HOW TO COMPLETE THIS TASK :: Exact copies of all the lines below are needed, without the pictures.

(PROVIDED MATERIAL begins)

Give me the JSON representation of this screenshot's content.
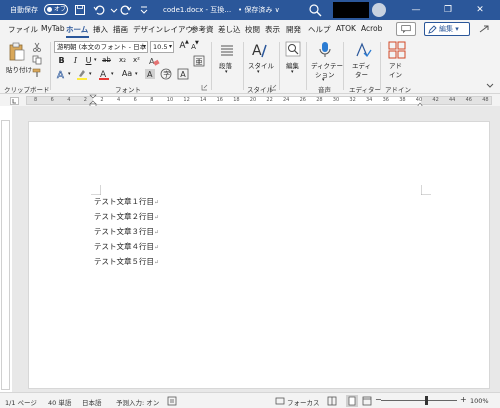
{
  "titlebar": {
    "autosave_label": "自動保存",
    "autosave_state": "オフ",
    "doc_title": "code1.docx - 互換…",
    "save_status": "• 保存済み ∨",
    "minimize": "—",
    "restore": "❐",
    "close": "✕",
    "colors": {
      "bar": "#2b579a"
    }
  },
  "tabs": [
    "ファイル",
    "MyTab",
    "ホーム",
    "挿入",
    "描画",
    "デザイン",
    "レイアウ",
    "参考資",
    "差し込",
    "校閲",
    "表示",
    "開発",
    "ヘルプ",
    "ATOK",
    "Acrob"
  ],
  "header_actions": {
    "edit_label": "編集 ▾",
    "share_icon": "share-icon"
  },
  "ribbon": {
    "clipboard": {
      "paste_label": "貼り付け",
      "group_label": "クリップボード"
    },
    "font": {
      "font_name": "游明朝 (本文のフォント - 日本",
      "font_size": "10.5",
      "grow": "A",
      "shrink": "A",
      "case": "Aa",
      "group_label": "フォント"
    },
    "paragraph": {
      "label": "段落"
    },
    "styles": {
      "label": "スタイル",
      "group_label": "スタイル"
    },
    "editing": {
      "label": "編集"
    },
    "voice": {
      "label_line1": "ディクテー",
      "label_line2": "ション",
      "group_label": "音声"
    },
    "editor": {
      "label_line1": "エディ",
      "label_line2": "ター",
      "group_label": "エディター"
    },
    "addins": {
      "label_line1": "アド",
      "label_line2": "イン",
      "group_label": "アドイン"
    }
  },
  "ruler": {
    "numbers": [
      "8",
      "6",
      "4",
      "2",
      "2",
      "4",
      "6",
      "8",
      "10",
      "12",
      "14",
      "16",
      "18",
      "20",
      "22",
      "24",
      "26",
      "28",
      "30",
      "32",
      "34",
      "36",
      "38",
      "40",
      "42",
      "44",
      "46",
      "48"
    ]
  },
  "document": {
    "lines": [
      "テスト文章１行目",
      "テスト文章２行目",
      "テスト文章３行目",
      "テスト文章４行目",
      "テスト文章５行目"
    ],
    "paragraph_mark": "↵"
  },
  "statusbar": {
    "page": "1/1 ページ",
    "words": "40 単語",
    "language": "日本語",
    "ime": "予測入力: オン",
    "focus": "フォーカス",
    "zoom": "100%",
    "zoom_level": 1.0
  }
}
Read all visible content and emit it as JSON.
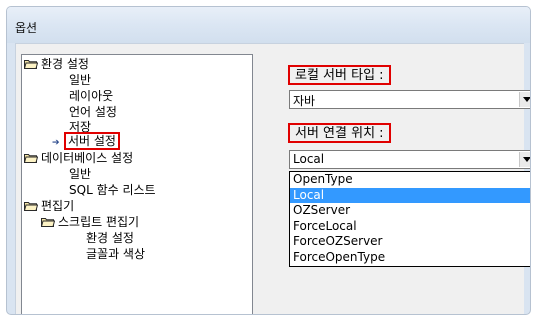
{
  "window": {
    "title": "옵션"
  },
  "tree": {
    "items": [
      {
        "label": "환경 설정"
      },
      {
        "label": "일반"
      },
      {
        "label": "레이아웃"
      },
      {
        "label": "언어 설정"
      },
      {
        "label": "저장"
      },
      {
        "label": "서버 설정"
      },
      {
        "label": "데이터베이스 설정"
      },
      {
        "label": "일반"
      },
      {
        "label": "SQL 함수 리스트"
      },
      {
        "label": "편집기"
      },
      {
        "label": "스크립트 편집기"
      },
      {
        "label": "환경 설정"
      },
      {
        "label": "글꼴과 색상"
      }
    ]
  },
  "server_type": {
    "label": "로컬 서버 타입 :",
    "value": "자바"
  },
  "server_location": {
    "label": "서버 연결 위치 :",
    "value": "Local",
    "options": [
      "OpenType",
      "Local",
      "OZServer",
      "ForceLocal",
      "ForceOZServer",
      "ForceOpenType"
    ]
  },
  "colors": {
    "highlight_border": "#e00000",
    "selection": "#3399ff"
  }
}
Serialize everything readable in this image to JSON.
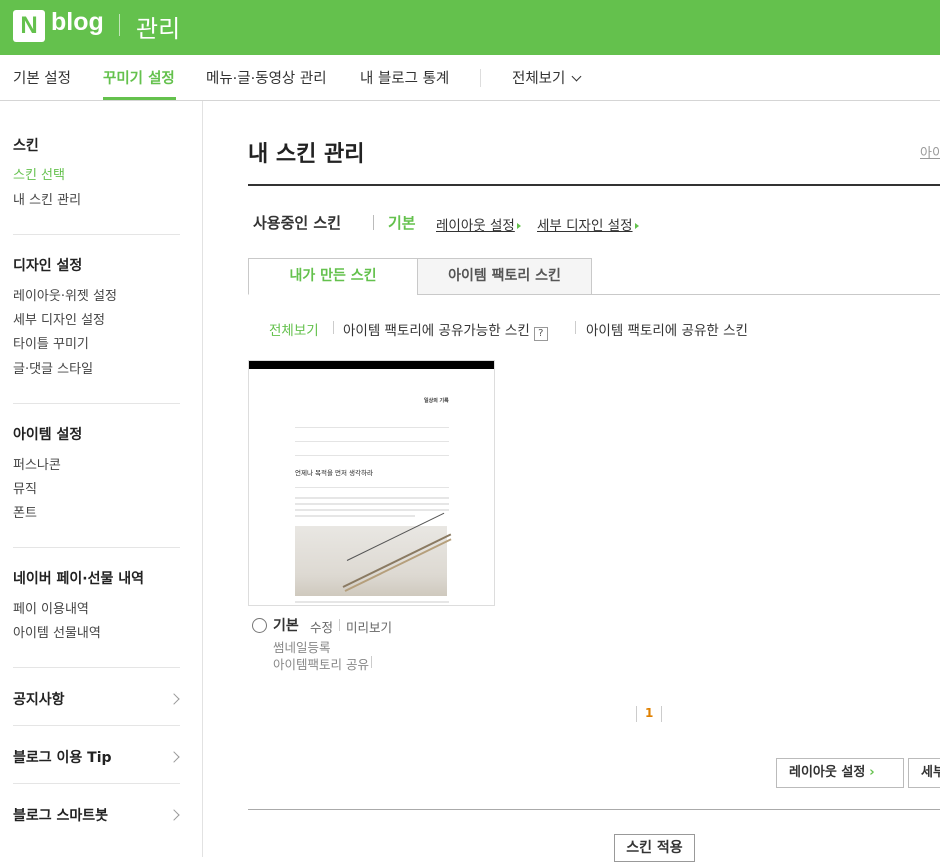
{
  "header": {
    "logo_letter": "N",
    "logo_text": "blog",
    "title": "관리"
  },
  "subnav": {
    "items": [
      "기본 설정",
      "꾸미기 설정",
      "메뉴·글·동영상 관리",
      "내 블로그 통계"
    ],
    "active_index": 1,
    "view_all": "전체보기"
  },
  "sidebar": {
    "sections": [
      {
        "title": "스킨",
        "items": [
          "스킨 선택",
          "내 스킨 관리"
        ],
        "active_item": 0
      },
      {
        "title": "디자인 설정",
        "items": [
          "레이아웃·위젯 설정",
          "세부 디자인 설정",
          "타이틀 꾸미기",
          "글·댓글 스타일"
        ]
      },
      {
        "title": "아이템 설정",
        "items": [
          "퍼스나콘",
          "뮤직",
          "폰트"
        ]
      },
      {
        "title": "네이버 페이·선물 내역",
        "items": [
          "페이 이용내역",
          "아이템 선물내역"
        ]
      }
    ],
    "links": [
      "공지사항",
      "블로그 이용 Tip",
      "블로그 스마트봇"
    ]
  },
  "main": {
    "title": "내 스킨 관리",
    "right_link": "아이",
    "in_use_label": "사용중인 스킨",
    "in_use_name": "기본",
    "layout_link": "레이아웃 설정",
    "detail_link": "세부 디자인 설정",
    "tabs": [
      "내가 만든 스킨",
      "아이템 팩토리 스킨"
    ],
    "active_tab": 0,
    "filters": [
      "전체보기",
      "아이템 팩토리에 공유가능한 스킨",
      "아이템 팩토리에 공유한 스킨"
    ],
    "help_icon_text": "?",
    "skin": {
      "name": "기본",
      "edit": "수정",
      "preview": "미리보기",
      "thumb_register": "썸네일등록",
      "factory_share": "아이템팩토리 공유",
      "preview_blog_title": "일상의 기록",
      "preview_post_title": "언제나 목적을 먼저 생각하라"
    },
    "pagination": {
      "current": "1"
    },
    "buttons": {
      "layout": "레이아웃 설정",
      "detail": "세부",
      "apply": "스킨 적용"
    }
  },
  "colors": {
    "brand_green": "#64c14d",
    "page_accent": "#e08000"
  },
  "icons": [
    "chevron-down-icon",
    "chevron-right-icon",
    "radio-icon",
    "help-icon",
    "triangle-right-icon"
  ]
}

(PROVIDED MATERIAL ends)

EXERCISE SOLUTION ::
Give me the JSON representation of this screenshot's content.
{
  "titlebar": {
    "autosave_label": "自動保存",
    "autosave_state": "オフ",
    "doc_title": "code1.docx - 互換…",
    "save_status": "• 保存済み ∨",
    "minimize": "—",
    "restore": "❐",
    "close": "✕",
    "colors": {
      "bar": "#2b579a"
    }
  },
  "tabs": [
    "ファイル",
    "MyTab",
    "ホーム",
    "挿入",
    "描画",
    "デザイン",
    "レイアウ",
    "参考資",
    "差し込",
    "校閲",
    "表示",
    "開発",
    "ヘルプ",
    "ATOK",
    "Acrob"
  ],
  "header_actions": {
    "edit_label": "編集 ▾",
    "share_icon": "share-icon"
  },
  "ribbon": {
    "clipboard": {
      "paste_label": "貼り付け",
      "group_label": "クリップボード"
    },
    "font": {
      "font_name": "游明朝 (本文のフォント - 日本",
      "font_size": "10.5",
      "grow": "A",
      "shrink": "A",
      "case": "Aa",
      "group_label": "フォント"
    },
    "paragraph": {
      "label": "段落"
    },
    "styles": {
      "label": "スタイル",
      "group_label": "スタイル"
    },
    "editing": {
      "label": "編集"
    },
    "voice": {
      "label_line1": "ディクテー",
      "label_line2": "ション",
      "group_label": "音声"
    },
    "editor": {
      "label_line1": "エディ",
      "label_line2": "ター",
      "group_label": "エディター"
    },
    "addins": {
      "label_line1": "アド",
      "label_line2": "イン",
      "group_label": "アドイン"
    }
  },
  "ruler": {
    "numbers": [
      "8",
      "6",
      "4",
      "2",
      "2",
      "4",
      "6",
      "8",
      "10",
      "12",
      "14",
      "16",
      "18",
      "20",
      "22",
      "24",
      "26",
      "28",
      "30",
      "32",
      "34",
      "36",
      "38",
      "40",
      "42",
      "44",
      "46",
      "48"
    ]
  },
  "document": {
    "lines": [
      "テスト文章１行目",
      "テスト文章２行目",
      "テスト文章３行目",
      "テスト文章４行目",
      "テスト文章５行目"
    ],
    "paragraph_mark": "↵"
  },
  "statusbar": {
    "page": "1/1 ページ",
    "words": "40 単語",
    "language": "日本語",
    "ime": "予測入力: オン",
    "focus": "フォーカス",
    "zoom": "100%",
    "zoom_level": 1.0
  }
}
Read all visible content and emit it as JSON.
{
  "window": {
    "title": "옵션"
  },
  "tree": {
    "items": [
      {
        "label": "환경 설정"
      },
      {
        "label": "일반"
      },
      {
        "label": "레이아웃"
      },
      {
        "label": "언어 설정"
      },
      {
        "label": "저장"
      },
      {
        "label": "서버 설정"
      },
      {
        "label": "데이터베이스 설정"
      },
      {
        "label": "일반"
      },
      {
        "label": "SQL 함수 리스트"
      },
      {
        "label": "편집기"
      },
      {
        "label": "스크립트 편집기"
      },
      {
        "label": "환경 설정"
      },
      {
        "label": "글꼴과 색상"
      }
    ]
  },
  "server_type": {
    "label": "로컬 서버 타입 :",
    "value": "자바"
  },
  "server_location": {
    "label": "서버 연결 위치 :",
    "value": "Local",
    "options": [
      "OpenType",
      "Local",
      "OZServer",
      "ForceLocal",
      "ForceOZServer",
      "ForceOpenType"
    ]
  },
  "colors": {
    "highlight_border": "#e00000",
    "selection": "#3399ff"
  }
}
Serialize everything readable in this image to JSON.
{
  "header": {
    "logo_letter": "N",
    "logo_text": "blog",
    "title": "관리"
  },
  "subnav": {
    "items": [
      "기본 설정",
      "꾸미기 설정",
      "메뉴·글·동영상 관리",
      "내 블로그 통계"
    ],
    "active_index": 1,
    "view_all": "전체보기"
  },
  "sidebar": {
    "sections": [
      {
        "title": "스킨",
        "items": [
          "스킨 선택",
          "내 스킨 관리"
        ],
        "active_item": 0
      },
      {
        "title": "디자인 설정",
        "items": [
          "레이아웃·위젯 설정",
          "세부 디자인 설정",
          "타이틀 꾸미기",
          "글·댓글 스타일"
        ]
      },
      {
        "title": "아이템 설정",
        "items": [
          "퍼스나콘",
          "뮤직",
          "폰트"
        ]
      },
      {
        "title": "네이버 페이·선물 내역",
        "items": [
          "페이 이용내역",
          "아이템 선물내역"
        ]
      }
    ],
    "links": [
      "공지사항",
      "블로그 이용 Tip",
      "블로그 스마트봇"
    ]
  },
  "main": {
    "title": "내 스킨 관리",
    "right_link": "아이",
    "in_use_label": "사용중인 스킨",
    "in_use_name": "기본",
    "layout_link": "레이아웃 설정",
    "detail_link": "세부 디자인 설정",
    "tabs": [
      "내가 만든 스킨",
      "아이템 팩토리 스킨"
    ],
    "active_tab": 0,
    "filters": [
      "전체보기",
      "아이템 팩토리에 공유가능한 스킨",
      "아이템 팩토리에 공유한 스킨"
    ],
    "help_icon_text": "?",
    "skin": {
      "name": "기본",
      "edit": "수정",
      "preview": "미리보기",
      "thumb_register": "썸네일등록",
      "factory_share": "아이템팩토리 공유",
      "preview_blog_title": "일상의 기록",
      "preview_post_title": "언제나 목적을 먼저 생각하라"
    },
    "pagination": {
      "current": "1"
    },
    "buttons": {
      "layout": "레이아웃 설정",
      "detail": "세부",
      "apply": "스킨 적용"
    }
  },
  "colors": {
    "brand_green": "#64c14d",
    "page_accent": "#e08000"
  },
  "icons": [
    "chevron-down-icon",
    "chevron-right-icon",
    "radio-icon",
    "help-icon",
    "triangle-right-icon"
  ]
}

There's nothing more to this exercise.